Stress occurs when a person feels they cannot cope with their current demands and pressures. Stress comes from inside ourselves (e.g. wanting to succeed) and from external events (e.g. targets or deadlines).
The Health and Safety Executive (HSE) estimates the costs to society of work-related stress to be around £4 billion each year, while 10.8 million working days were lost to stress in 2010/2011.
The HSE suggest that stress at work can be caused by workload demands, control over the way you work, the support you receive, working relationships, your role in the organisation and how organisational change is managed.
Stress at work can result in poor work performance, difficulty concentrating, poor memory, lack of drive, decreased confidence in abilities, difficulty maintaining healthy relationships with colleagues and feeling angry or tearful.

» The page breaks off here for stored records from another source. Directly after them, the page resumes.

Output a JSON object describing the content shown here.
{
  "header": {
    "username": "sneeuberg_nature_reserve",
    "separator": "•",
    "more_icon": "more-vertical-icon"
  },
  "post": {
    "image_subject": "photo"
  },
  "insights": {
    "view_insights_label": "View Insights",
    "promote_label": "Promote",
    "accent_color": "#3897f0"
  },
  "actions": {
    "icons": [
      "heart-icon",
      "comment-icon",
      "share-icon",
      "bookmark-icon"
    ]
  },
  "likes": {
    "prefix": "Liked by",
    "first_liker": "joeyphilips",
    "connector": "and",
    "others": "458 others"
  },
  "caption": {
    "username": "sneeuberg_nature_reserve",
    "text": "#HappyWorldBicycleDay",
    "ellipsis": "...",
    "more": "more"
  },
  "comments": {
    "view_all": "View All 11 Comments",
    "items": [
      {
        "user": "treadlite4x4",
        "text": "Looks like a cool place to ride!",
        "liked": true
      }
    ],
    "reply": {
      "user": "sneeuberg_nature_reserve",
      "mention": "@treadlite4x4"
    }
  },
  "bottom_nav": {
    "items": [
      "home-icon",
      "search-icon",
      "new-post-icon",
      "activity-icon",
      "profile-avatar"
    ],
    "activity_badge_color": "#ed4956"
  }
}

Employers have duties under the “Management of Health and Safety at Work Regulations,” 1999, to assess the risk of stress-related ill health arising from work activities; and under the Health and Safety at Work Act 1974, to take measures to control that risk.